The illusion of choice

I’ve talked about the fascinating research of Barry Schwartz and the paradox of choice. Simply stated, the more choices you have the more unhappy you are. Why? Because you can imagine the other thing you didn’t choose.

I’ve also talked about the default setting and why they matter. When you go to the grocery store and choose to buy cookies, you are now choosing which snack you are going to have later. Another way to think about this is the default station in your car. There is a dial right next to it to search for music, and yet, we go to the default setting.

Indeed, cognitive load is real.

There is a third thing to consider about the illusion of choice. That when you go to the store, you are likely to find 100 different types of toothpaste to choose from.

The interesting thing is that the majority of toothpaste is created by only three brands. Crest, Colgate and Sensodyne make up over 50% of the market. And the same is said about the cereal you eat (four companies control 85% of the market share) to the car you drive (59% by four companies).

Is it any surprise then, that the US has less choice, higher bills and slower internet?

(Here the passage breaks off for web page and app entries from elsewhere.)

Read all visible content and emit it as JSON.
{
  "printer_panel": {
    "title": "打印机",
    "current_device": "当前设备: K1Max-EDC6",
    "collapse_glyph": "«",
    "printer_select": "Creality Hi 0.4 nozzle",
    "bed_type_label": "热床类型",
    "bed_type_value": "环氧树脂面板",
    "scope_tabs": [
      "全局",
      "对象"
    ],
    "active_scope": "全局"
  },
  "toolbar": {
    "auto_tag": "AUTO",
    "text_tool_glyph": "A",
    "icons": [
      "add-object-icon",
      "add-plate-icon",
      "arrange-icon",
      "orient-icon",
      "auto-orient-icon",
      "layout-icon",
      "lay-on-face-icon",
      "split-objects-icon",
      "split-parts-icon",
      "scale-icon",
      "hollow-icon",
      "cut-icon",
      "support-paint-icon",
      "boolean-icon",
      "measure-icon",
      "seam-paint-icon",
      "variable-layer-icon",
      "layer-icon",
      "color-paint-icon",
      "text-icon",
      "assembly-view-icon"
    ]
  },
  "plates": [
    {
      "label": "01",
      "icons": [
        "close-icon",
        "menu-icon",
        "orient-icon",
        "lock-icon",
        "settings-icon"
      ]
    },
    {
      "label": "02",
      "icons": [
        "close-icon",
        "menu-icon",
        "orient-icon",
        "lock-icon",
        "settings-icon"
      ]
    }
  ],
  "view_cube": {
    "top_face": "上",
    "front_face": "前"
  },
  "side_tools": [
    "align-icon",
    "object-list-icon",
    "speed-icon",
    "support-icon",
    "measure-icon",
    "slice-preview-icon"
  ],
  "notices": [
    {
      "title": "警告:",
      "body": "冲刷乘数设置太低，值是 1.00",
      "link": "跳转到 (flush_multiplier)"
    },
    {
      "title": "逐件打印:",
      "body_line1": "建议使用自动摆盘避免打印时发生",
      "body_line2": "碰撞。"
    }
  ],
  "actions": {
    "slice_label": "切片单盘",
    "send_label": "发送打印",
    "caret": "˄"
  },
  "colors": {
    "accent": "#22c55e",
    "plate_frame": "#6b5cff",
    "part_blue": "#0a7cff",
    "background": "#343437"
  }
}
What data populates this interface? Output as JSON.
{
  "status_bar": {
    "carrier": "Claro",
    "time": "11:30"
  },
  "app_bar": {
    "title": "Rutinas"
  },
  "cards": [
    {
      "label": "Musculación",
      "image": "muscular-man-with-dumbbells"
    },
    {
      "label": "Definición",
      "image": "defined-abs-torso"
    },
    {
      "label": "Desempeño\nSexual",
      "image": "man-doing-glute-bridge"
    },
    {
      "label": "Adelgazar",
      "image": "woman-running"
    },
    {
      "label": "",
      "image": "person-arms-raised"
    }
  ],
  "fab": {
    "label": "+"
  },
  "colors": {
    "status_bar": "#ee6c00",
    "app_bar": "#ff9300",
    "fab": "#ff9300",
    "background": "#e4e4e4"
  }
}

Or that 100 companies have been the source of more than 70% of the world’s greenhouse gas emissions since 1988.

In a paradoxical manner, we have created this market that the more choice you have the less you are able to choose from.

Choice isn’t about which flavor of toothpaste but who made it.